• _WHAT THE EXERCISE ASKS_
Extract every entry word for word.

• _INPUT FOR THIS TASK_
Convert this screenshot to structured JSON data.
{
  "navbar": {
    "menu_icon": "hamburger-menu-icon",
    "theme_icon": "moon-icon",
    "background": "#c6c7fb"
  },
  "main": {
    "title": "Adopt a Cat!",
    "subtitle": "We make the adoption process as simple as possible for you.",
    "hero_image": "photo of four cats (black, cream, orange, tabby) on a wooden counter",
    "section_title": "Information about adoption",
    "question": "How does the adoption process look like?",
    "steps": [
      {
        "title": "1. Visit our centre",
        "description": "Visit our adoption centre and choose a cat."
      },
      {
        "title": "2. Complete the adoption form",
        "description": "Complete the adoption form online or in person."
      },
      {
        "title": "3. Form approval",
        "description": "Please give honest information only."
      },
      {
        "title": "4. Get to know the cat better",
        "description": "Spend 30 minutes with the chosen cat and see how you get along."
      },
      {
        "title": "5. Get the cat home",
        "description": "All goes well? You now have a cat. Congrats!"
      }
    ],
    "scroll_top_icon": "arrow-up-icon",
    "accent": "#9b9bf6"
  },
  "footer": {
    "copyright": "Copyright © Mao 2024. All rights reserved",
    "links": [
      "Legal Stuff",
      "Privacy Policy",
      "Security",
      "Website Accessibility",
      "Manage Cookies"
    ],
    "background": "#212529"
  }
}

• _RESULT FOR THIS TASK_
Convert this screenshot to structured JSON data.
{
  "navbar": {
    "menu_icon": "hamburger-menu-icon",
    "theme_icon": "moon-icon",
    "background": "#c6c7fb"
  },
  "main": {
    "title": "Adopt a Cat!",
    "subtitle": "We make the adoption process as simple as possible for you.",
    "hero_image": "photo of four cats (black, cream, orange, tabby) on a wooden counter",
    "section_title": "Information about adoption",
    "question": "How does the adoption process look like?",
    "steps": [
      {
        "title": "1. Visit our centre",
        "description": "Visit our adoption centre and choose a cat."
      },
      {
        "title": "2. Complete the adoption form",
        "description": "Complete the adoption form online or in person."
      },
      {
        "title": "3. Form approval",
        "description": "Please give honest information only."
      },
      {
        "title": "4. Get to know the cat better",
        "description": "Spend 30 minutes with the chosen cat and see how you get along."
      },
      {
        "title": "5. Get the cat home",
        "description": "All goes well? You now have a cat. Congrats!"
      }
    ],
    "scroll_top_icon": "arrow-up-icon",
    "accent": "#9b9bf6"
  },
  "footer": {
    "copyright": "Copyright © Mao 2024. All rights reserved",
    "links": [
      "Legal Stuff",
      "Privacy Policy",
      "Security",
      "Website Accessibility",
      "Manage Cookies"
    ],
    "background": "#212529"
  }
}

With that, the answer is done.